A leading haulage trade body says that enforcement authorities are “fully justified” in their approach towards those who have failed to meet Driver Certificate for Professional Competence (CPC) requirements.
On 10th September of this year it became an offence for many lorry drivers to continue driving if they had failed to complete 35 hours of approved training in the past five years. The rule applies to professional lorry drivers who gained their vocational licence before September 2009.
“Those involved in professional road haulage have got this issue sorted out in good time. If there are firms that have still not done so, we have to question whether they are suitable to be operating large, heavy vehicles,” a spokesman for the Road Haulage Association said.
“Those who are not qualified can become qualified in one week, so that they can get back to delivering goods legally. That should not be an insurmountable burden.
“Drivers and their employers have had plenty of time to get the necessary training completed. Some drivers are having problems as a result of licence renewal delays at DVLA but enforcement bodies are taking account of that. The DVLA and the traffic commissioners are fully justified and have the RHA’s support in enforcing the law from the start.”

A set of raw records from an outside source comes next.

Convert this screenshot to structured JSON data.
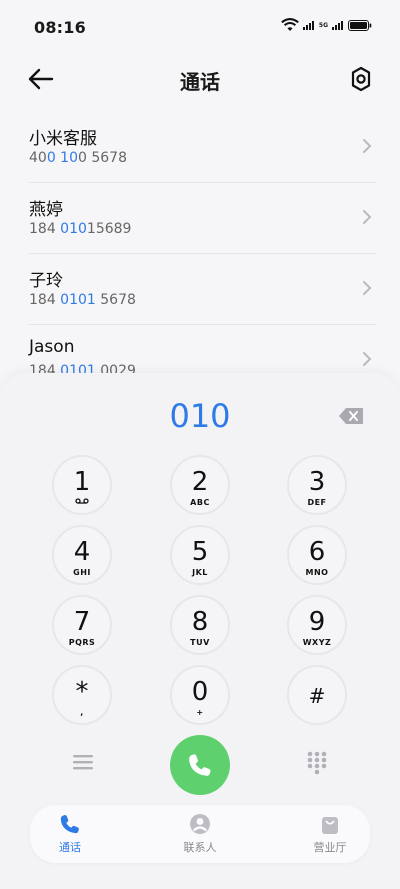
{
  "status_bar": {
    "time": "08:16",
    "network_label": "5G"
  },
  "header": {
    "title": "通话"
  },
  "contacts": [
    {
      "name": "小米客服",
      "number_parts": [
        {
          "t": "40",
          "hl": false
        },
        {
          "t": "0 10",
          "hl": true
        },
        {
          "t": "0 5678",
          "hl": false
        }
      ]
    },
    {
      "name": "燕婷",
      "number_parts": [
        {
          "t": "184 ",
          "hl": false
        },
        {
          "t": "010",
          "hl": true
        },
        {
          "t": "15689",
          "hl": false
        }
      ]
    },
    {
      "name": "子玲",
      "number_parts": [
        {
          "t": "184 ",
          "hl": false
        },
        {
          "t": "0101",
          "hl": true
        },
        {
          "t": " 5678",
          "hl": false
        }
      ]
    },
    {
      "name": "Jason",
      "number_parts": [
        {
          "t": "184 ",
          "hl": false
        },
        {
          "t": "0101",
          "hl": true
        },
        {
          "t": " 0029",
          "hl": false
        }
      ]
    }
  ],
  "dialer": {
    "entered_number": "010",
    "keys": [
      {
        "digit": "1",
        "letters": "",
        "voicemail": true
      },
      {
        "digit": "2",
        "letters": "ABC"
      },
      {
        "digit": "3",
        "letters": "DEF"
      },
      {
        "digit": "4",
        "letters": "GHI"
      },
      {
        "digit": "5",
        "letters": "JKL"
      },
      {
        "digit": "6",
        "letters": "MNO"
      },
      {
        "digit": "7",
        "letters": "PQRS"
      },
      {
        "digit": "8",
        "letters": "TUV"
      },
      {
        "digit": "9",
        "letters": "WXYZ"
      },
      {
        "digit": "*",
        "letters": ","
      },
      {
        "digit": "0",
        "letters": "+"
      },
      {
        "digit": "#",
        "letters": ""
      }
    ],
    "call_button_color": "#5ed16e"
  },
  "bottom_nav": [
    {
      "label": "通话",
      "icon": "phone-icon",
      "active": true
    },
    {
      "label": "联系人",
      "icon": "contacts-icon",
      "active": false
    },
    {
      "label": "营业厅",
      "icon": "shopping-bag-icon",
      "active": false
    }
  ],
  "colors": {
    "accent": "#2f7be6",
    "call": "#5ed16e"
  }
}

Driving without a Driver CPC qualification can result in prosecution with a £1,000 maximum penalty for both the driver and the operator and the potential suspension of licences for the driver and the operator.
Busy employers may find it hard to stay on top of periodic training requirements as part of their overall employment law responsibilities. The consequences – suspension of drivers and loss of the necessary operator’s licence – could be significant.
Palmers’ road traffic team can provide specialist advice and representation to haulage firms dealing with traffic offences, with the aim of defending and preserving licences, wherever possible. For more information, please contact Jeremy Sirrell.